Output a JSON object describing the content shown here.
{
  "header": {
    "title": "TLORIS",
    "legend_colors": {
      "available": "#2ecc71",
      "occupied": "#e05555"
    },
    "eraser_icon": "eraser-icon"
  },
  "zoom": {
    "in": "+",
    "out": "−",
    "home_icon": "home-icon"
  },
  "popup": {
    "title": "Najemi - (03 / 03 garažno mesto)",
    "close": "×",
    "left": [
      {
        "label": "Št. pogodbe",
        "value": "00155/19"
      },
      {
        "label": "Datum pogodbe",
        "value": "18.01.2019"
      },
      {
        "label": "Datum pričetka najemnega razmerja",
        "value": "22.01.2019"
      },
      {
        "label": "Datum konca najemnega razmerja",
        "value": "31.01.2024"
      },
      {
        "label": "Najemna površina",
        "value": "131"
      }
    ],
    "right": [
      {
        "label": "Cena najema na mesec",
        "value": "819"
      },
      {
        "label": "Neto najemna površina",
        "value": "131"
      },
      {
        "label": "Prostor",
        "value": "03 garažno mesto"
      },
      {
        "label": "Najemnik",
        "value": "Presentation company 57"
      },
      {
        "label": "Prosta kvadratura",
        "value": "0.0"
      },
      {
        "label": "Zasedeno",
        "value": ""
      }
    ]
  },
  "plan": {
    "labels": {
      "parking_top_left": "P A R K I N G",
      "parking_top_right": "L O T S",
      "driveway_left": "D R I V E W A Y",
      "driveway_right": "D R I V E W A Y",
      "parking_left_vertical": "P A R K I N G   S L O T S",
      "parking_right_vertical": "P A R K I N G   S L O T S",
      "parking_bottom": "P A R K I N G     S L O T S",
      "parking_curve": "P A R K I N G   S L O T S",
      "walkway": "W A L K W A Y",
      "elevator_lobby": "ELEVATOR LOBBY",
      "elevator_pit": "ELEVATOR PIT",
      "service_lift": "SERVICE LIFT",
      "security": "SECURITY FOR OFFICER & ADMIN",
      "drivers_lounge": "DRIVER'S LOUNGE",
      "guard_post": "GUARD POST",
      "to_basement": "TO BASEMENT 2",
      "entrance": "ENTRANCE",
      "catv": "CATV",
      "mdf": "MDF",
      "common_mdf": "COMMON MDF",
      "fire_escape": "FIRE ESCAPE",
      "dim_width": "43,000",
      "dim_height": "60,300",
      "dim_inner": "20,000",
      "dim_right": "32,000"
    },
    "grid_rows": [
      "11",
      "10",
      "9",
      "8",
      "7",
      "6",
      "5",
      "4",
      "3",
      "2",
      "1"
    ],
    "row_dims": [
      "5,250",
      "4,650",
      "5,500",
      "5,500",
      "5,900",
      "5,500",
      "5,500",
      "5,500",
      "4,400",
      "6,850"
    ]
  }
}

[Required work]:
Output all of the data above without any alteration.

[Answer area]:
Output a JSON object describing the content shown here.
{
  "header": {
    "title": "TLORIS",
    "legend_colors": {
      "available": "#2ecc71",
      "occupied": "#e05555"
    },
    "eraser_icon": "eraser-icon"
  },
  "zoom": {
    "in": "+",
    "out": "−",
    "home_icon": "home-icon"
  },
  "popup": {
    "title": "Najemi - (03 / 03 garažno mesto)",
    "close": "×",
    "left": [
      {
        "label": "Št. pogodbe",
        "value": "00155/19"
      },
      {
        "label": "Datum pogodbe",
        "value": "18.01.2019"
      },
      {
        "label": "Datum pričetka najemnega razmerja",
        "value": "22.01.2019"
      },
      {
        "label": "Datum konca najemnega razmerja",
        "value": "31.01.2024"
      },
      {
        "label": "Najemna površina",
        "value": "131"
      }
    ],
    "right": [
      {
        "label": "Cena najema na mesec",
        "value": "819"
      },
      {
        "label": "Neto najemna površina",
        "value": "131"
      },
      {
        "label": "Prostor",
        "value": "03 garažno mesto"
      },
      {
        "label": "Najemnik",
        "value": "Presentation company 57"
      },
      {
        "label": "Prosta kvadratura",
        "value": "0.0"
      },
      {
        "label": "Zasedeno",
        "value": ""
      }
    ]
  },
  "plan": {
    "labels": {
      "parking_top_left": "P A R K I N G",
      "parking_top_right": "L O T S",
      "driveway_left": "D R I V E W A Y",
      "driveway_right": "D R I V E W A Y",
      "parking_left_vertical": "P A R K I N G   S L O T S",
      "parking_right_vertical": "P A R K I N G   S L O T S",
      "parking_bottom": "P A R K I N G     S L O T S",
      "parking_curve": "P A R K I N G   S L O T S",
      "walkway": "W A L K W A Y",
      "elevator_lobby": "ELEVATOR LOBBY",
      "elevator_pit": "ELEVATOR PIT",
      "service_lift": "SERVICE LIFT",
      "security": "SECURITY FOR OFFICER & ADMIN",
      "drivers_lounge": "DRIVER'S LOUNGE",
      "guard_post": "GUARD POST",
      "to_basement": "TO BASEMENT 2",
      "entrance": "ENTRANCE",
      "catv": "CATV",
      "mdf": "MDF",
      "common_mdf": "COMMON MDF",
      "fire_escape": "FIRE ESCAPE",
      "dim_width": "43,000",
      "dim_height": "60,300",
      "dim_inner": "20,000",
      "dim_right": "32,000"
    },
    "grid_rows": [
      "11",
      "10",
      "9",
      "8",
      "7",
      "6",
      "5",
      "4",
      "3",
      "2",
      "1"
    ],
    "row_dims": [
      "5,250",
      "4,650",
      "5,500",
      "5,500",
      "5,900",
      "5,500",
      "5,500",
      "5,500",
      "4,400",
      "6,850"
    ]
  }
}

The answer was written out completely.